For press information, contact Gabrielle Maxey / 901-678-2843
Dr. David Jacobson, honorary research Fellow at University College London and editor
of PEQ (Palestine Exploration Quarterly), will be guest speaker for a Bornblum Judaic
Studies lecture at the University of Memphis on Oct. 30. Jacobson will discuss "The
Jerusalem Temple of Herod the Great" at 7 p.m. in the Fogelman Executive Center, room
136. The event is free and open to the public.
In his lecture, Jacobson will speak about Herod the Great, who was one of the most
incisive rulers to lead Israel. Herod is best known for his enormous building program,
which includes the palace-fortress on the mountain top of Masada, the desert palaces
at Herodium and Jericho, and the ruins of the Mediterranean port of Caesarea with
its large artificial harbor built using Roman concrete.
Herod also is remembered for his rebuilding of the Temple of Jerusalem, the largest
sanctuary complex of classical antiquity, covering an area of nearly 36 acres.

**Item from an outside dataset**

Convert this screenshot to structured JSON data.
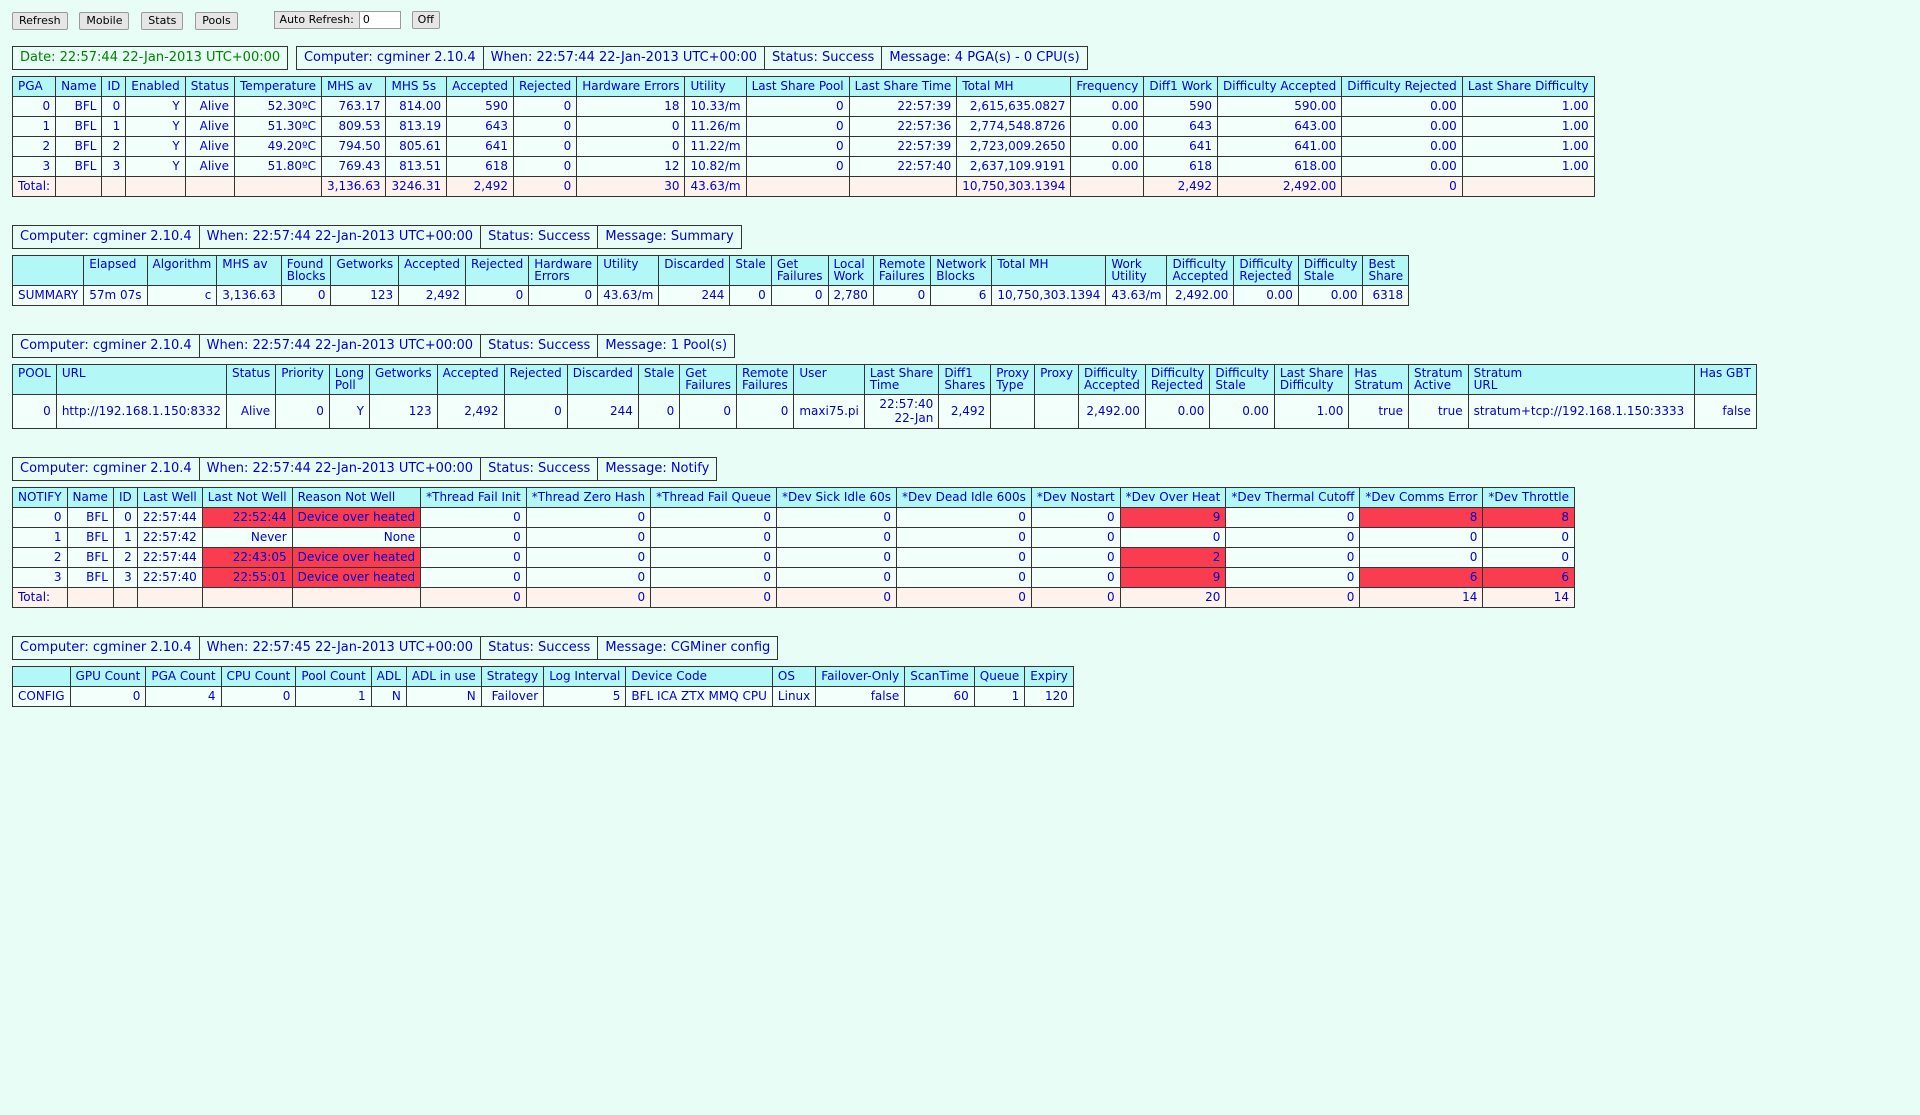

Although
the temple was destroyed by Titus and his Roman legions in 70 CE, its grand esplanade
survives with its magnificent retaining walls of distinctive masonry, part of which
is venerated as the Western Wall.
The lecture examines the motivations for Herod's ambitious initiative, traces the
architectural influences in the design of Herod's temple complex, including the heikhal
(sanctuary), and identifies surviving imprints at the site in the form of structural
remains and topographical features, which help to reconstruct the original layout.
Finally, ancient inscriptions which cast light on the Temple – some belonging to the
actual structure – will be illustrated and discussed.
For more information on Bornblum Judaic Studies, visit www.memphis.edu/jdst.